In Kabul, women and girls of all ages are learning to read and write thanks to the initiative and dedication of Fazila.
Women queue in a long winding line at a health center in a remote part of Kabul Province every day. Many have their children with them. Few women in the community can read the alphabet and are completely dependent on others to read for them. Few women hold jobs outside of the home. Through word of mouth, women hear about a free literacy center nearby.
Fazila converted two rooms in her house into classrooms. A teacher by profession, she developed the idea to provide basic hygiene awareness and literacy education to 50 women and girls in her community and obtained a quick impact grant from the USAID-supported Ambassador’s Small Grants Program.
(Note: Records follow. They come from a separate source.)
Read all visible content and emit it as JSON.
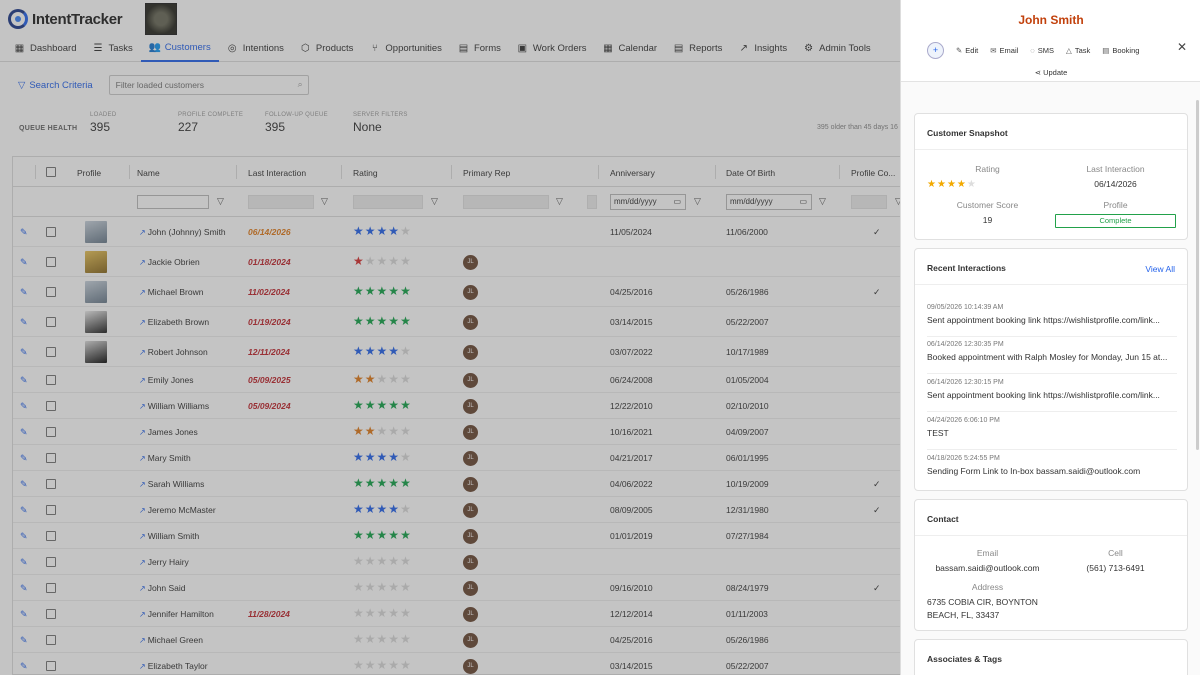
{
  "app": {
    "name": "IntentTracker"
  },
  "nav": [
    {
      "label": "Dashboard",
      "icon": "grid-icon",
      "glyph": "▦"
    },
    {
      "label": "Tasks",
      "icon": "list-icon",
      "glyph": "☰"
    },
    {
      "label": "Customers",
      "icon": "users-icon",
      "glyph": "👥",
      "active": true
    },
    {
      "label": "Intentions",
      "icon": "target-icon",
      "glyph": "◎"
    },
    {
      "label": "Products",
      "icon": "box-icon",
      "glyph": "⬡"
    },
    {
      "label": "Opportunities",
      "icon": "branch-icon",
      "glyph": "⑂"
    },
    {
      "label": "Forms",
      "icon": "document-icon",
      "glyph": "▤"
    },
    {
      "label": "Work Orders",
      "icon": "briefcase-icon",
      "glyph": "▣"
    },
    {
      "label": "Calendar",
      "icon": "calendar-icon",
      "glyph": "▦"
    },
    {
      "label": "Reports",
      "icon": "report-icon",
      "glyph": "▤"
    },
    {
      "label": "Insights",
      "icon": "chart-icon",
      "glyph": "↗"
    },
    {
      "label": "Admin Tools",
      "icon": "sliders-icon",
      "glyph": "⚙"
    }
  ],
  "search": {
    "button_label": "Search Criteria",
    "placeholder": "Filter loaded customers"
  },
  "queue_health": {
    "label": "QUEUE HEALTH",
    "stats": [
      {
        "label": "LOADED",
        "value": "395"
      },
      {
        "label": "PROFILE COMPLETE",
        "value": "227"
      },
      {
        "label": "FOLLOW-UP QUEUE",
        "value": "395"
      },
      {
        "label": "SERVER FILTERS",
        "value": "None"
      }
    ],
    "note": "395 older than 45 days   16"
  },
  "table": {
    "columns": [
      "Profile",
      "Name",
      "Last Interaction",
      "Rating",
      "Primary Rep",
      "Anniversary",
      "Date Of Birth",
      "Profile Co..."
    ],
    "date_placeholder": "mm/dd/yyyy",
    "rows": [
      {
        "name": "John (Johnny) Smith",
        "last": "06/14/2026",
        "last_color": "orange",
        "rating": 4,
        "star_color": "#2563eb",
        "rep": "",
        "anniv": "11/05/2024",
        "dob": "11/06/2000",
        "complete": true,
        "thumb": "t1"
      },
      {
        "name": "Jackie Obrien",
        "last": "01/18/2024",
        "last_color": "red",
        "rating": 1,
        "star_color": "#d62f2f",
        "rep": "JL",
        "anniv": "",
        "dob": "",
        "complete": false,
        "thumb": "t2"
      },
      {
        "name": "Michael Brown",
        "last": "11/02/2024",
        "last_color": "red",
        "rating": 5,
        "star_color": "#16a34a",
        "rep": "JL",
        "anniv": "04/25/2016",
        "dob": "05/26/1986",
        "complete": true,
        "thumb": "t1"
      },
      {
        "name": "Elizabeth Brown",
        "last": "01/19/2024",
        "last_color": "red",
        "rating": 5,
        "star_color": "#16a34a",
        "rep": "JL",
        "anniv": "03/14/2015",
        "dob": "05/22/2007",
        "complete": false,
        "thumb": "t3"
      },
      {
        "name": "Robert Johnson",
        "last": "12/11/2024",
        "last_color": "red",
        "rating": 4,
        "star_color": "#2563eb",
        "rep": "JL",
        "anniv": "03/07/2022",
        "dob": "10/17/1989",
        "complete": false,
        "thumb": "t4"
      },
      {
        "name": "Emily Jones",
        "last": "05/09/2025",
        "last_color": "red",
        "rating": 2,
        "star_color": "#e07b1b",
        "rep": "JL",
        "anniv": "06/24/2008",
        "dob": "01/05/2004",
        "complete": false,
        "thumb": ""
      },
      {
        "name": "William Williams",
        "last": "05/09/2024",
        "last_color": "red",
        "rating": 5,
        "star_color": "#16a34a",
        "rep": "JL",
        "anniv": "12/22/2010",
        "dob": "02/10/2010",
        "complete": false,
        "thumb": ""
      },
      {
        "name": "James Jones",
        "last": "",
        "last_color": "",
        "rating": 2,
        "star_color": "#e07b1b",
        "rep": "JL",
        "anniv": "10/16/2021",
        "dob": "04/09/2007",
        "complete": false,
        "thumb": ""
      },
      {
        "name": "Mary Smith",
        "last": "",
        "last_color": "",
        "rating": 4,
        "star_color": "#2563eb",
        "rep": "JL",
        "anniv": "04/21/2017",
        "dob": "06/01/1995",
        "complete": false,
        "thumb": ""
      },
      {
        "name": "Sarah Williams",
        "last": "",
        "last_color": "",
        "rating": 5,
        "star_color": "#16a34a",
        "rep": "JL",
        "anniv": "04/06/2022",
        "dob": "10/19/2009",
        "complete": true,
        "thumb": ""
      },
      {
        "name": "Jeremo McMaster",
        "last": "",
        "last_color": "",
        "rating": 4,
        "star_color": "#2563eb",
        "rep": "JL",
        "anniv": "08/09/2005",
        "dob": "12/31/1980",
        "complete": true,
        "thumb": ""
      },
      {
        "name": "William Smith",
        "last": "",
        "last_color": "",
        "rating": 5,
        "star_color": "#16a34a",
        "rep": "JL",
        "anniv": "01/01/2019",
        "dob": "07/27/1984",
        "complete": false,
        "thumb": ""
      },
      {
        "name": "Jerry Hairy",
        "last": "",
        "last_color": "",
        "rating": 0,
        "star_color": "#ccc",
        "rep": "JL",
        "anniv": "",
        "dob": "",
        "complete": false,
        "thumb": ""
      },
      {
        "name": "John Said",
        "last": "",
        "last_color": "",
        "rating": 0,
        "star_color": "#ccc",
        "rep": "JL",
        "anniv": "09/16/2010",
        "dob": "08/24/1979",
        "complete": true,
        "thumb": ""
      },
      {
        "name": "Jennifer Hamilton",
        "last": "11/28/2024",
        "last_color": "red",
        "rating": 0,
        "star_color": "#ccc",
        "rep": "JL",
        "anniv": "12/12/2014",
        "dob": "01/11/2003",
        "complete": false,
        "thumb": ""
      },
      {
        "name": "Michael Green",
        "last": "",
        "last_color": "",
        "rating": 0,
        "star_color": "#ccc",
        "rep": "JL",
        "anniv": "04/25/2016",
        "dob": "05/26/1986",
        "complete": false,
        "thumb": ""
      },
      {
        "name": "Elizabeth Taylor",
        "last": "",
        "last_color": "",
        "rating": 0,
        "star_color": "#ccc",
        "rep": "JL",
        "anniv": "03/14/2015",
        "dob": "05/22/2007",
        "complete": false,
        "thumb": ""
      }
    ]
  },
  "panel": {
    "title": "John Smith",
    "actions": [
      {
        "label": "Edit",
        "icon": "edit-icon",
        "glyph": "✎"
      },
      {
        "label": "Email",
        "icon": "mail-icon",
        "glyph": "✉"
      },
      {
        "label": "SMS",
        "icon": "chat-icon",
        "glyph": "◌"
      },
      {
        "label": "Task",
        "icon": "bell-icon",
        "glyph": "△"
      },
      {
        "label": "Booking",
        "icon": "calendar-icon",
        "glyph": "▤"
      }
    ],
    "update_label": "Update",
    "snapshot": {
      "title": "Customer Snapshot",
      "rating_label": "Rating",
      "rating": 4,
      "last_label": "Last Interaction",
      "last_value": "06/14/2026",
      "score_label": "Customer Score",
      "score_value": "19",
      "profile_label": "Profile",
      "profile_value": "Complete"
    },
    "interactions": {
      "title": "Recent Interactions",
      "view_all": "View All",
      "items": [
        {
          "ts": "09/05/2026 10:14:39 AM",
          "text": "Sent appointment booking link https://wishlistprofile.com/link..."
        },
        {
          "ts": "06/14/2026 12:30:35 PM",
          "text": "Booked appointment with Ralph Mosley for Monday, Jun 15 at..."
        },
        {
          "ts": "06/14/2026 12:30:15 PM",
          "text": "Sent appointment booking link https://wishlistprofile.com/link..."
        },
        {
          "ts": "04/24/2026 6:06:10 PM",
          "text": "TEST"
        },
        {
          "ts": "04/18/2026 5:24:55 PM",
          "text": "Sending Form Link to In-box bassam.saidi@outlook.com"
        }
      ]
    },
    "contact": {
      "title": "Contact",
      "email_label": "Email",
      "email": "bassam.saidi@outlook.com",
      "cell_label": "Cell",
      "cell": "(561) 713-6491",
      "address_label": "Address",
      "address": "6735 COBIA CIR, BOYNTON BEACH, FL, 33437"
    },
    "associates_title": "Associates & Tags"
  }
}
“The majority of people in this area are internally displaced from other provinces. They are poor and cannot afford to send their children to schools,” Fazila says. School age girls in the community cannot afford the books or clothes needed to attend school. Instead, they weave carpets in their houses to support their families. “[If she were at school] my daughter would be missing for half a day which can cause delay in finishing weaving her carpets,” said a mother who studies in the same class with her daughter. Now, her daughter attends classes for several hours a day and still works to support her family. “I can read signs and billboards when I’m in town and when my husband gives me 100 Afghanis, I am now able to keep track of the money I spend on different things,” says another woman.
Groups of women and girls, ranging in age from six to 70, attend classes for several hours each day. “I was blind before. Now with an education, I can see,” says an elderly woman after reciting the alphabet in front of the class.
Improving Education for Women: 3/17/2011